  • Put some make up on. Of course, that item is for the girls. You might also consider putting on some make up but please, do yourself a favor and spare yourself from heavy make up. Again, you’re not attending a debut. You’re attending an interview. I don’t advise the not-so-girls to wear make-up though. For the guys, just keep your face shine and perspiration fee and you’re good to go.

2. Wear something decent

By wearing something decent, I mean you should avoid being over or under-dressed. The rule is pretty simple, you just have to wear a simple top, simple pants, and closed shoes. You don’t really have to go to UST wearing a semi-formal attire. Also, please do consider that you are applying in a pontifical and Catholic university, therefore, the rules of conservatism apply. Do NOT wear micro-mini-skirts, slippers, plunging necklines, and ultra-high heels. Again, be simple.

3. Observe courtesy

Those simple words and expressions do really mean a lot. Don’t forget to greet the panel with your  good mornings, good afternoons, etc. Be sure that you also include the magic words “po” and “opo” when talking to the panel.

4. Observe Manners

GMRC 101:

  • Knock at the door before going inside the room.
  • Wait for the panelist’s cue to tell you to sit down.

5. Maintain eye contact

This part is also very important. Maintaining eye contact actually shows how sincere you are to your answers. Even if you have award winning answers, lack of eye contact actually kills it. After all, the interviewers are looking for substance, not your answers itself.

6. Smile

Now who could not be convinced with an applicant that smiles a lot? Smiling actually shows how confident you are.
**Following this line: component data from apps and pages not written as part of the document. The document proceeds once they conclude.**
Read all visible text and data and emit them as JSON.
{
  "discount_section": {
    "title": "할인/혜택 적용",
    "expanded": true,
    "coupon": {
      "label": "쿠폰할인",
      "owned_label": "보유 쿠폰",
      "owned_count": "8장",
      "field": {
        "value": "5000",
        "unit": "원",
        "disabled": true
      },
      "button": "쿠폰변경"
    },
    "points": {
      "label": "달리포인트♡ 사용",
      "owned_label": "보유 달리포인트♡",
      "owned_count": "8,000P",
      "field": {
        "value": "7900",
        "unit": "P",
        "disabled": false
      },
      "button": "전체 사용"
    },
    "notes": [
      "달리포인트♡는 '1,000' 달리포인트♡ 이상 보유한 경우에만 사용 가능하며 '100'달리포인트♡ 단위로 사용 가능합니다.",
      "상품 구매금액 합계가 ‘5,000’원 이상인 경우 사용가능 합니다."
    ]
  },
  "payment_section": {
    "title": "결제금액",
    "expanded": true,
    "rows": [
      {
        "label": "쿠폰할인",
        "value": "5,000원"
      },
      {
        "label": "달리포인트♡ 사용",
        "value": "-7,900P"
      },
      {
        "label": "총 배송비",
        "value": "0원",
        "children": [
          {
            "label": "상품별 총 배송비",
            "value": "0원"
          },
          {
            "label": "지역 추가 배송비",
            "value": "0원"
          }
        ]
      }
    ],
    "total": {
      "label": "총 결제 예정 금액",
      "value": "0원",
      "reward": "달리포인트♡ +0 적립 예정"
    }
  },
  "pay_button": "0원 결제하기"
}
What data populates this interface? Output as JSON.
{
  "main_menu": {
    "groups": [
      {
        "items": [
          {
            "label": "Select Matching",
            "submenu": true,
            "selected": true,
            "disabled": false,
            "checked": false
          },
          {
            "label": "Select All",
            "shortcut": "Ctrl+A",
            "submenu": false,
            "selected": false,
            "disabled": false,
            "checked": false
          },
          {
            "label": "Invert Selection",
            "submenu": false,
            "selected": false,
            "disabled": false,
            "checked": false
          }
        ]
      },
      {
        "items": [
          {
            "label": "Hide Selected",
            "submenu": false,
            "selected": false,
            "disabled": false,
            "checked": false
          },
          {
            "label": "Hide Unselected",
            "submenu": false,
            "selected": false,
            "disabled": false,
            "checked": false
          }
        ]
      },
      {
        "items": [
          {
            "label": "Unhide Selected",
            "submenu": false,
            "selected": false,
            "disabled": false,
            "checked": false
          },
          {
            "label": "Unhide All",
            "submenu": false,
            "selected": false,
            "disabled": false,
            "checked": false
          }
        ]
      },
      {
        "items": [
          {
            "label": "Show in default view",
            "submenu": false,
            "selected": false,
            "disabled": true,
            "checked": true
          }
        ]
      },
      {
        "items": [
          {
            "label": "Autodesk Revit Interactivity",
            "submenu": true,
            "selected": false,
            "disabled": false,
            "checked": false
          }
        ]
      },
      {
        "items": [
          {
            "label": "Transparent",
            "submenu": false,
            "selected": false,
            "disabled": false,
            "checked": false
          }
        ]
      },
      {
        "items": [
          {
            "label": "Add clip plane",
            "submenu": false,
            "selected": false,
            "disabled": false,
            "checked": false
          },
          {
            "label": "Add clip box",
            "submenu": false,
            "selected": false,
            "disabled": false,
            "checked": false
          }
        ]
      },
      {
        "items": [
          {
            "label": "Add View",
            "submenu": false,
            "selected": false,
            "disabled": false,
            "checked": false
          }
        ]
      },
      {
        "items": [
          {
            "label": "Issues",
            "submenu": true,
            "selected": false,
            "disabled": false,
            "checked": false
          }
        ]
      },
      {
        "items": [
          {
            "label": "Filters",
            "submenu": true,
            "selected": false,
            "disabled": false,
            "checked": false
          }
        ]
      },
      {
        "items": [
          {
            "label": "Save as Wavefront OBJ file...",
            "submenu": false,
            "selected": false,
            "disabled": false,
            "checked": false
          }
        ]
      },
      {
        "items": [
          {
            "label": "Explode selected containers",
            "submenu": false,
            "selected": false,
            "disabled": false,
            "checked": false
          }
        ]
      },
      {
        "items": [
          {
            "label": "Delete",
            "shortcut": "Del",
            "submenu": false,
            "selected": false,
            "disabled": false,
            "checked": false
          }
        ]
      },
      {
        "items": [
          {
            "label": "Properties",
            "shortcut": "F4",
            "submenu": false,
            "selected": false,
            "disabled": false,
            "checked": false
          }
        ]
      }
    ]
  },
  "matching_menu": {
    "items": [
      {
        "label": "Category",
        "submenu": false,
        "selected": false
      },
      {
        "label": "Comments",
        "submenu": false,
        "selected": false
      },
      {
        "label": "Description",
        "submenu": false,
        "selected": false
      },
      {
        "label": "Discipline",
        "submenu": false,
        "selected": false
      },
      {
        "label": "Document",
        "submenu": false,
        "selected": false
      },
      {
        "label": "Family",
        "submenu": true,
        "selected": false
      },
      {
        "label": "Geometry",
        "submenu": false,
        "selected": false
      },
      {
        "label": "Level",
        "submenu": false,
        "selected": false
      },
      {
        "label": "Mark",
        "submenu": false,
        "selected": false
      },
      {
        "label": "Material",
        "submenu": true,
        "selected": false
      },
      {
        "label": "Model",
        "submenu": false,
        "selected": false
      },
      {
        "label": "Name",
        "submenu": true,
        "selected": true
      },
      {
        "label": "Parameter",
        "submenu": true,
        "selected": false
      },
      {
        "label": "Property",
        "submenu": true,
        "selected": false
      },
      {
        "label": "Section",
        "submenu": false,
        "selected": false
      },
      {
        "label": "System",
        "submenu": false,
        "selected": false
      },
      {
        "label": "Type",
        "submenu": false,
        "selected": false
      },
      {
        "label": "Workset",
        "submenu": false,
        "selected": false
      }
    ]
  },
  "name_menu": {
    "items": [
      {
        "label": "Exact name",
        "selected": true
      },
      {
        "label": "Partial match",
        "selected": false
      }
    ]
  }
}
When I was being interviewed, I still pulled on with the smiling thingy even though the interviewer is already asking me tough questions. Its like being in a beauty pageant, be graceful even if under pressure.

7. Know the course you’re applying
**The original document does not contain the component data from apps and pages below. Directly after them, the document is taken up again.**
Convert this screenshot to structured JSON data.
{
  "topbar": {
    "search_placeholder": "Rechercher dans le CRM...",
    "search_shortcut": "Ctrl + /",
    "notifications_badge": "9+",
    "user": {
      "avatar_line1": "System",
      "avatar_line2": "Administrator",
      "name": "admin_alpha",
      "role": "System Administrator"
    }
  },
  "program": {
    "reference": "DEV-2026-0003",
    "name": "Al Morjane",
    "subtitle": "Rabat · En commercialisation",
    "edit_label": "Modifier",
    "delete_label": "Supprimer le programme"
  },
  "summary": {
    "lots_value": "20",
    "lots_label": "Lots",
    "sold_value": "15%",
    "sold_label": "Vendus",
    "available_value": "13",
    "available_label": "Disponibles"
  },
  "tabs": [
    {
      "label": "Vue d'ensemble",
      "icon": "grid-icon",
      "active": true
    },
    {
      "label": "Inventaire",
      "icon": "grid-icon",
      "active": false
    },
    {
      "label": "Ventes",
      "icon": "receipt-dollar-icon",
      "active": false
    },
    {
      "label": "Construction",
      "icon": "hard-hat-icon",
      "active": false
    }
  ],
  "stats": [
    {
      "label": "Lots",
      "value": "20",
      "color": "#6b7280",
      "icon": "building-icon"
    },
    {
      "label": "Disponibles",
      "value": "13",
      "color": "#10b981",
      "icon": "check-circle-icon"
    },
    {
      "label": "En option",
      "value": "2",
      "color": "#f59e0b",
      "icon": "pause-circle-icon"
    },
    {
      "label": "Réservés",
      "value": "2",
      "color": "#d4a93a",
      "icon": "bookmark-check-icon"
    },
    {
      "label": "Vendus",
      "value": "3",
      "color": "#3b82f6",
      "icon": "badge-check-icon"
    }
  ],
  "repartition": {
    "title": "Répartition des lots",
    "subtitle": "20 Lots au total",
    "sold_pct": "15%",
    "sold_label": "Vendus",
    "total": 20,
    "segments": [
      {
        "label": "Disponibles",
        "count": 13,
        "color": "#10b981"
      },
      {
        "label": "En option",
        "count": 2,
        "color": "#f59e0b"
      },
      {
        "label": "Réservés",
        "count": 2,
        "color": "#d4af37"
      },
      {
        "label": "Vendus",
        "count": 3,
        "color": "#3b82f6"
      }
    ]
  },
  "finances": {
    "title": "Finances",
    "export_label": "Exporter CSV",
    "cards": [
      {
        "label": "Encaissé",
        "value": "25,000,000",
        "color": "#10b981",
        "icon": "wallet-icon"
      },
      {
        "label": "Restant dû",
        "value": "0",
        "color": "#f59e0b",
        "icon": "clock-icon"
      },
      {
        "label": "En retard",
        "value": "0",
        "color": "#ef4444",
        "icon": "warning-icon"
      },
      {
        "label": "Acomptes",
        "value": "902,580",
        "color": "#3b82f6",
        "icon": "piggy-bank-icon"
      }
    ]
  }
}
This is actually basic preparation for any interview which is know what you’re applying for. Know how your course works, its relevance, and how it can help the society in general. Do not also limit yourself with what you actually know about the course, so do your own research.
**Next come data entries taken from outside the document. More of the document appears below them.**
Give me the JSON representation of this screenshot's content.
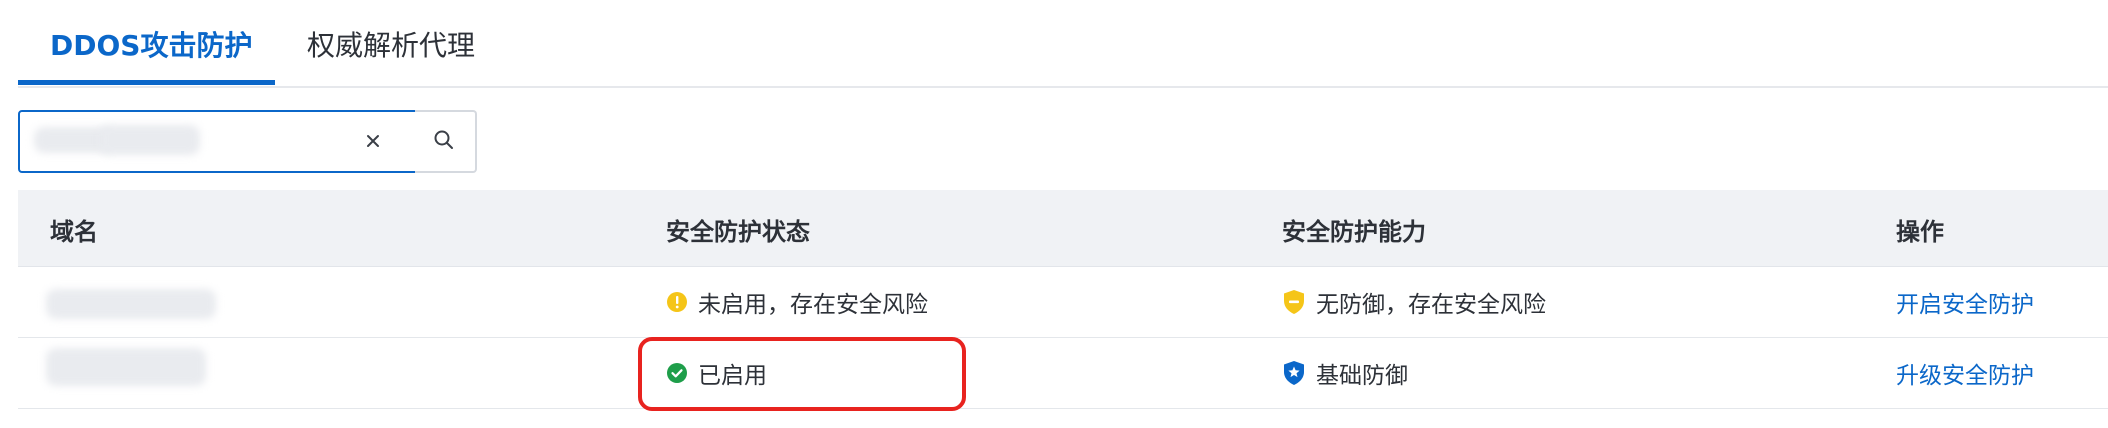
{
  "tabs": [
    {
      "label": "DDOS攻击防护",
      "active": true
    },
    {
      "label": "权威解析代理",
      "active": false
    }
  ],
  "search": {
    "value": "",
    "placeholder": ""
  },
  "table": {
    "headers": [
      "域名",
      "安全防护状态",
      "安全防护能力",
      "操作"
    ],
    "rows": [
      {
        "domain": "",
        "status": "未启用，存在安全风险",
        "status_icon": "warning-circle-icon",
        "capability": "无防御，存在安全风险",
        "capability_icon": "shield-minus-icon",
        "action": "开启安全防护"
      },
      {
        "domain": "",
        "status": "已启用",
        "status_icon": "check-circle-icon",
        "capability": "基础防御",
        "capability_icon": "shield-star-icon",
        "action": "升级安全防护"
      }
    ]
  },
  "colors": {
    "accent": "#0b67c9",
    "warning": "#f5c518",
    "success": "#1e9e4a",
    "highlight": "#e8231f"
  }
}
Say for example, BS Nursing. All the while, I though nurses were just “helpers” of the doctors. After researching, Nursing actually covers a lot of areas such as community health, pharmacology, and so on.

8. Be prepared for questions regarding yourself, your faith, your family and current events.

Since you are applying to the Pontifical Catholic University of the Philippines, expect questions that would pertain to yourself, your family and your faith. Some questions I was asked during my interview were “Describe your family.”, “How would you describe yourself?”, “How do you develop faith?”, etc. Brush up also on the different contemporary social issues such as premarital sex, divorce, etc.  and be prepared with your stand regarding these. (Of course, you also have to know the Church’s viewpoint regarding these issues.)

More or less, you now have a sneak preview on how they formulate questions.

Knowing the current events may also help since some of the questions may require you to relate your answers to these topics. Also don’t forget to prepare your answer on the why-did-you-take-up-this-course questions, they’re inevitable.

9. Be consistent with what you say

This is self explanatory. Be consistent with what you say. Be firm with your stand and what you believe in.

10. Never admit that you were just FORCED to the course you applied.

This is one thing that could either make or break you. As much as possible, never resort to admitting that you were just forced to take up the course you applied in, unless of course if you want to fail the interview.

One of my professors who used to conduct interviews herself once shared that once an applicant shares that he was just FORCED to take that course up, she automatically fails the student. Of course, they have to prioritize the ones who are really interested in the course and those who could pursue with the challenges the course has to offer.